A Peoria family is hoping to educate others after a young boy was diagnosed with a potentially life-threatening disease.
One-year-old Cole Hansberger was diagnosed with infant botulism on Aug. 5 after being admitted to the pediatric intensive care unit at Banner Thunderbird Medical Center.
According to health officials, infants contract the disease from ingestion of botulinum spores from the environment and in some cases, it can be transferred through food like raw honey.
However, Cole is believed to have contracted the disease through dust and soil near his Peoria home, a Banner Thunderbird spokesperson said.
Infants are susceptible to infant botulism during the first year of their life, with more than 90 percent of cases occurring infants younger than six months old. With Cole already being 12 months old, his case is especially rare, health officials said.
His parents first realized something was wrong after seeing that Cole was having difficulties holding up his head and becoming increasingly lethargic. When his symptoms worsened, the couple sought professional help.
Cole is now on a ventilator and clinicians are working with him to provide therapy and medication.

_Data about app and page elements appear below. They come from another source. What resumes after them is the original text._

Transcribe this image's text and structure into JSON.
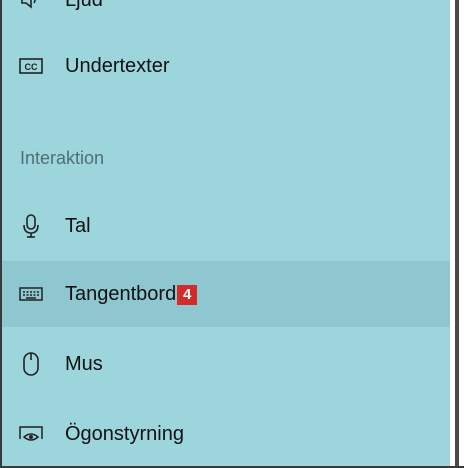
{
  "menu": {
    "items": [
      {
        "label": "Ljud",
        "icon": "speaker-icon"
      },
      {
        "label": "Undertexter",
        "icon": "closed-captions-icon"
      }
    ],
    "section_heading": "Interaktion",
    "interaction_items": [
      {
        "label": "Tal",
        "icon": "microphone-icon"
      },
      {
        "label": "Tangentbord",
        "icon": "keyboard-icon",
        "badge": "4",
        "selected": true
      },
      {
        "label": "Mus",
        "icon": "mouse-icon"
      },
      {
        "label": "Ögonstyrning",
        "icon": "eye-control-icon"
      }
    ]
  },
  "colors": {
    "panel_background": "#9dd5dd",
    "selected_background": "#8fc7d0",
    "badge_background": "#d42a2a"
  }
}
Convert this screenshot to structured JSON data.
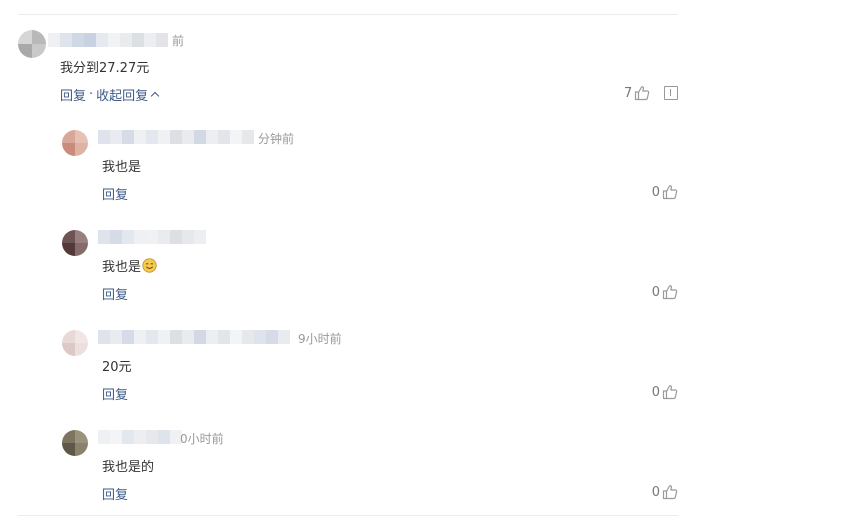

However, his parents are hoping to warn others about the rare disease so that the signs are recognized early on.
Symptoms of infant botulism include:
- Feeding difficulties
- Weak cry
If you would like to contribute to Cole's recovery click here.